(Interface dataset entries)

· · · ·

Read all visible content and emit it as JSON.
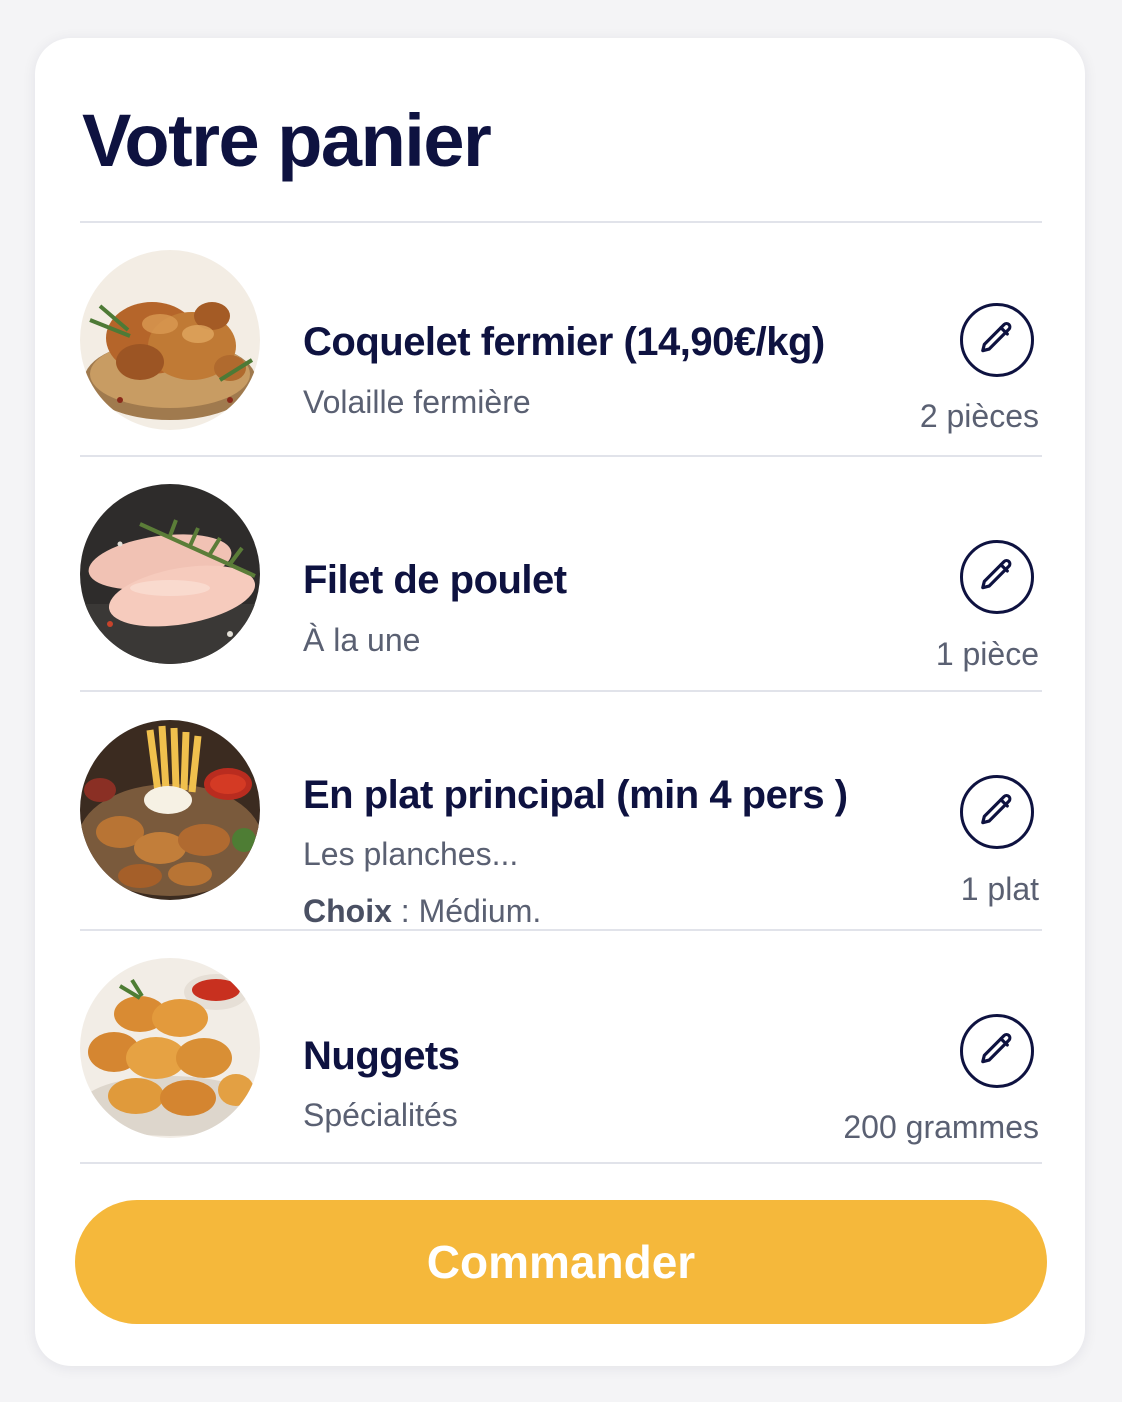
{
  "cart": {
    "title": "Votre panier",
    "items": [
      {
        "name": "Coquelet fermier (14,90€/kg)",
        "category": "Volaille fermière",
        "quantity": "2 pièces",
        "image": "roast-chicken-photo"
      },
      {
        "name": "Filet de poulet",
        "category": "À la une",
        "quantity": "1 pièce",
        "image": "raw-chicken-breast-photo"
      },
      {
        "name": "En plat principal (min 4 pers )",
        "category": "Les planches...",
        "choice_label": "Choix",
        "choice_separator": " : ",
        "choice_value": "Médium.",
        "quantity": "1 plat",
        "image": "platter-fries-wings-photo"
      },
      {
        "name": "Nuggets",
        "category": "Spécialités",
        "quantity": "200 grammes",
        "image": "nuggets-photo"
      }
    ],
    "edit_icon": "pencil-icon",
    "order_button": "Commander"
  },
  "colors": {
    "title": "#0e1240",
    "secondary_text": "#5a6072",
    "accent": "#f5b83b",
    "divider": "#e1e3ea"
  }
}
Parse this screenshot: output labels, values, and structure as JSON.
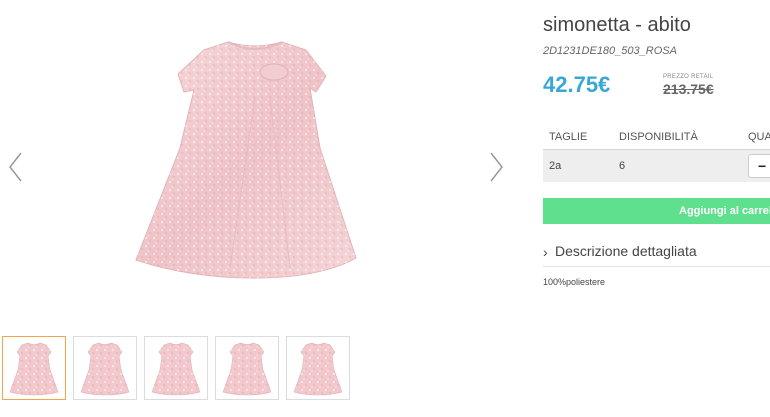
{
  "gallery": {
    "main_image": "pink-metallic-dress",
    "prev_icon": "chevron-left-icon",
    "next_icon": "chevron-right-icon",
    "thumbnails": [
      "pink-metallic-dress",
      "pink-metallic-dress",
      "pink-metallic-dress",
      "pink-metallic-dress",
      "pink-metallic-dress"
    ],
    "active_thumbnail": 0
  },
  "product": {
    "title": "simonetta - abito",
    "sku": "2D1231DE180_503_ROSA",
    "price": "42.75€",
    "retail_label": "PREZZO RETAIL",
    "retail_price": "213.75€"
  },
  "sizes_table": {
    "headers": [
      "TAGLIE",
      "DISPONIBILITÀ",
      "QUA"
    ],
    "rows": [
      {
        "size": "2a",
        "availability": "6",
        "qty_button": "−"
      }
    ]
  },
  "cart": {
    "label": "Aggiungi al carrello"
  },
  "description": {
    "toggle_icon": "chevron-right-icon",
    "toggle_label": "Descrizione dettagliata",
    "material": "100%poliestere"
  },
  "colors": {
    "price": "#3aa6d8",
    "cart_button": "#5ee08e",
    "active_thumb_border": "#f0a64a",
    "dress": "#f2c8cc"
  }
}
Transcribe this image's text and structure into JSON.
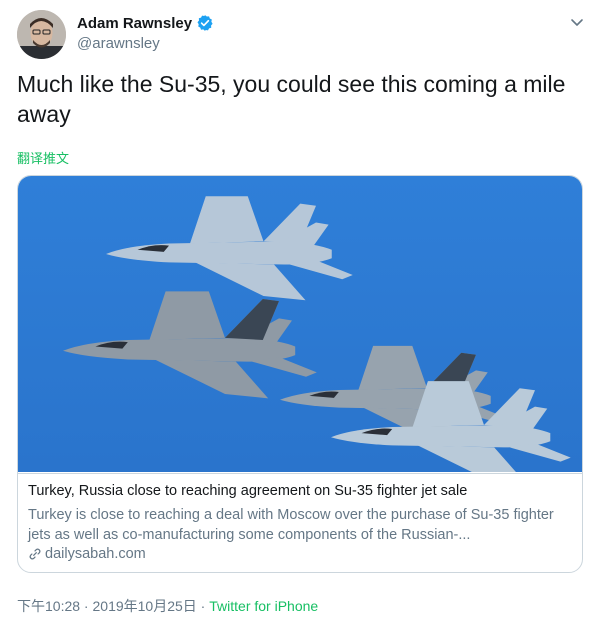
{
  "author": {
    "name": "Adam Rawnsley",
    "handle": "@arawnsley",
    "verified_color": "#1da1f2"
  },
  "tweet": {
    "text": "Much like the Su-35, you could see this coming a mile away",
    "translate_label": "翻译推文"
  },
  "card": {
    "image_icon": "fighter-jets-photo",
    "title": "Turkey, Russia close to reaching agreement on Su-35 fighter jet sale",
    "description": "Turkey is close to reaching a deal with Moscow over the purchase of Su-35 fighter jets as well as co-manufacturing some components of the Russian-...",
    "domain": "dailysabah.com",
    "link_icon": "link-icon"
  },
  "meta": {
    "time": "下午10:28",
    "separator1": " · ",
    "date": "2019年10月25日",
    "separator2": " · ",
    "source": "Twitter for iPhone"
  },
  "colors": {
    "accent_green": "#17bf63",
    "secondary_text": "#657786",
    "sky_blue": "#2e7fd6"
  }
}
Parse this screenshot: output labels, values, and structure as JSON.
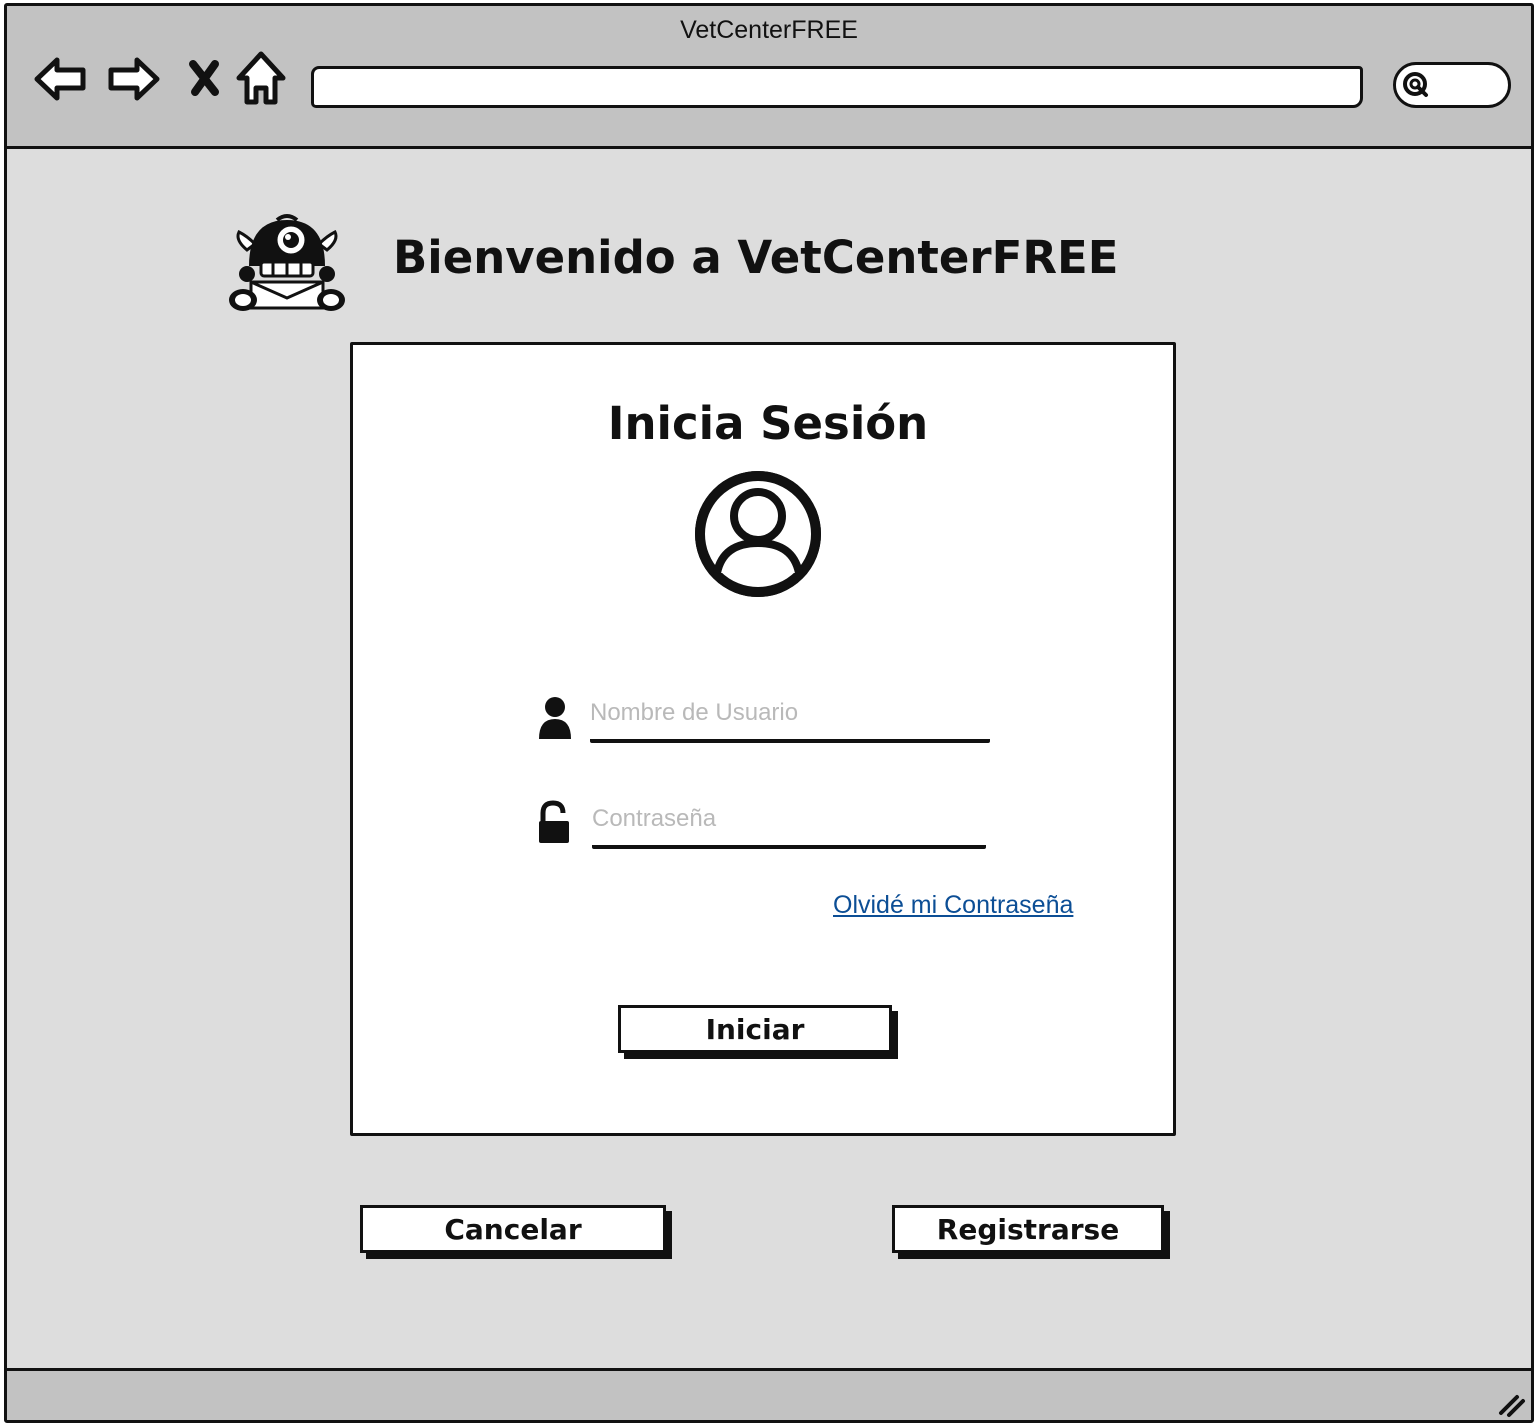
{
  "window": {
    "title": "VetCenterFREE"
  },
  "toolbar": {
    "back_icon": "back-arrow-icon",
    "forward_icon": "forward-arrow-icon",
    "stop_icon": "close-x-icon",
    "home_icon": "home-icon",
    "url_value": "",
    "search_icon": "search-icon",
    "search_value": ""
  },
  "header": {
    "logo_icon": "monster-mascot-logo",
    "welcome": "Bienvenido a VetCenterFREE"
  },
  "login": {
    "title": "Inicia Sesión",
    "avatar_icon": "user-avatar-icon",
    "username": {
      "icon": "user-icon",
      "placeholder": "Nombre de Usuario",
      "value": ""
    },
    "password": {
      "icon": "unlocked-padlock-icon",
      "placeholder": "Contraseña",
      "value": ""
    },
    "forgot_link": "Olvidé mi Contraseña",
    "submit_label": "Iniciar"
  },
  "actions": {
    "cancel_label": "Cancelar",
    "register_label": "Registrarse"
  },
  "colors": {
    "window_bg": "#dddddd",
    "titlebar_bg": "#c2c2c2",
    "card_bg": "#ffffff",
    "link": "#0c4e95",
    "placeholder": "#b9b9b9",
    "stroke": "#111111"
  }
}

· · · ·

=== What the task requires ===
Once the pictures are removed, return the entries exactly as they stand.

=== Answer ===
Read all visible content and emit it as JSON.
{
  "cart": {
    "title": "Votre panier",
    "items": [
      {
        "name": "Coquelet fermier (14,90€/kg)",
        "category": "Volaille fermière",
        "quantity": "2 pièces",
        "image": "roast-chicken-photo"
      },
      {
        "name": "Filet de poulet",
        "category": "À la une",
        "quantity": "1 pièce",
        "image": "raw-chicken-breast-photo"
      },
      {
        "name": "En plat principal (min 4 pers )",
        "category": "Les planches...",
        "choice_label": "Choix",
        "choice_separator": " : ",
        "choice_value": "Médium.",
        "quantity": "1 plat",
        "image": "platter-fries-wings-photo"
      },
      {
        "name": "Nuggets",
        "category": "Spécialités",
        "quantity": "200 grammes",
        "image": "nuggets-photo"
      }
    ],
    "edit_icon": "pencil-icon",
    "order_button": "Commander"
  },
  "colors": {
    "title": "#0e1240",
    "secondary_text": "#5a6072",
    "accent": "#f5b83b",
    "divider": "#e1e3ea"
  }
}
Parse this screenshot: output labels, values, and structure as JSON.
{
  "gallery": {
    "main_image": "pink-metallic-dress",
    "prev_icon": "chevron-left-icon",
    "next_icon": "chevron-right-icon",
    "thumbnails": [
      "pink-metallic-dress",
      "pink-metallic-dress",
      "pink-metallic-dress",
      "pink-metallic-dress",
      "pink-metallic-dress"
    ],
    "active_thumbnail": 0
  },
  "product": {
    "title": "simonetta - abito",
    "sku": "2D1231DE180_503_ROSA",
    "price": "42.75€",
    "retail_label": "PREZZO RETAIL",
    "retail_price": "213.75€"
  },
  "sizes_table": {
    "headers": [
      "TAGLIE",
      "DISPONIBILITÀ",
      "QUA"
    ],
    "rows": [
      {
        "size": "2a",
        "availability": "6",
        "qty_button": "−"
      }
    ]
  },
  "cart": {
    "label": "Aggiungi al carrello"
  },
  "description": {
    "toggle_icon": "chevron-right-icon",
    "toggle_label": "Descrizione dettagliata",
    "material": "100%poliestere"
  },
  "colors": {
    "price": "#3aa6d8",
    "cart_button": "#5ee08e",
    "active_thumb_border": "#f0a64a",
    "dress": "#f2c8cc"
  }
}
Transcribe this image's text and structure into JSON.
{
  "author": {
    "name": "Adam Rawnsley",
    "handle": "@arawnsley",
    "verified_color": "#1da1f2"
  },
  "tweet": {
    "text": "Much like the Su-35, you could see this coming a mile away",
    "translate_label": "翻译推文"
  },
  "card": {
    "image_icon": "fighter-jets-photo",
    "title": "Turkey, Russia close to reaching agreement on Su-35 fighter jet sale",
    "description": "Turkey is close to reaching a deal with Moscow over the purchase of Su-35 fighter jets as well as co-manufacturing some components of the Russian-...",
    "domain": "dailysabah.com",
    "link_icon": "link-icon"
  },
  "meta": {
    "time": "下午10:28",
    "separator1": " · ",
    "date": "2019年10月25日",
    "separator2": " · ",
    "source": "Twitter for iPhone"
  },
  "colors": {
    "accent_green": "#17bf63",
    "secondary_text": "#657786",
    "sky_blue": "#2e7fd6"
  }
}
Parse this screenshot: output labels, values, and structure as JSON.
{
  "window": {
    "title": "VetCenterFREE"
  },
  "toolbar": {
    "back_icon": "back-arrow-icon",
    "forward_icon": "forward-arrow-icon",
    "stop_icon": "close-x-icon",
    "home_icon": "home-icon",
    "url_value": "",
    "search_icon": "search-icon",
    "search_value": ""
  },
  "header": {
    "logo_icon": "monster-mascot-logo",
    "welcome": "Bienvenido a VetCenterFREE"
  },
  "login": {
    "title": "Inicia Sesión",
    "avatar_icon": "user-avatar-icon",
    "username": {
      "icon": "user-icon",
      "placeholder": "Nombre de Usuario",
      "value": ""
    },
    "password": {
      "icon": "unlocked-padlock-icon",
      "placeholder": "Contraseña",
      "value": ""
    },
    "forgot_link": "Olvidé mi Contraseña",
    "submit_label": "Iniciar"
  },
  "actions": {
    "cancel_label": "Cancelar",
    "register_label": "Registrarse"
  },
  "colors": {
    "window_bg": "#dddddd",
    "titlebar_bg": "#c2c2c2",
    "card_bg": "#ffffff",
    "link": "#0c4e95",
    "placeholder": "#b9b9b9",
    "stroke": "#111111"
  }
}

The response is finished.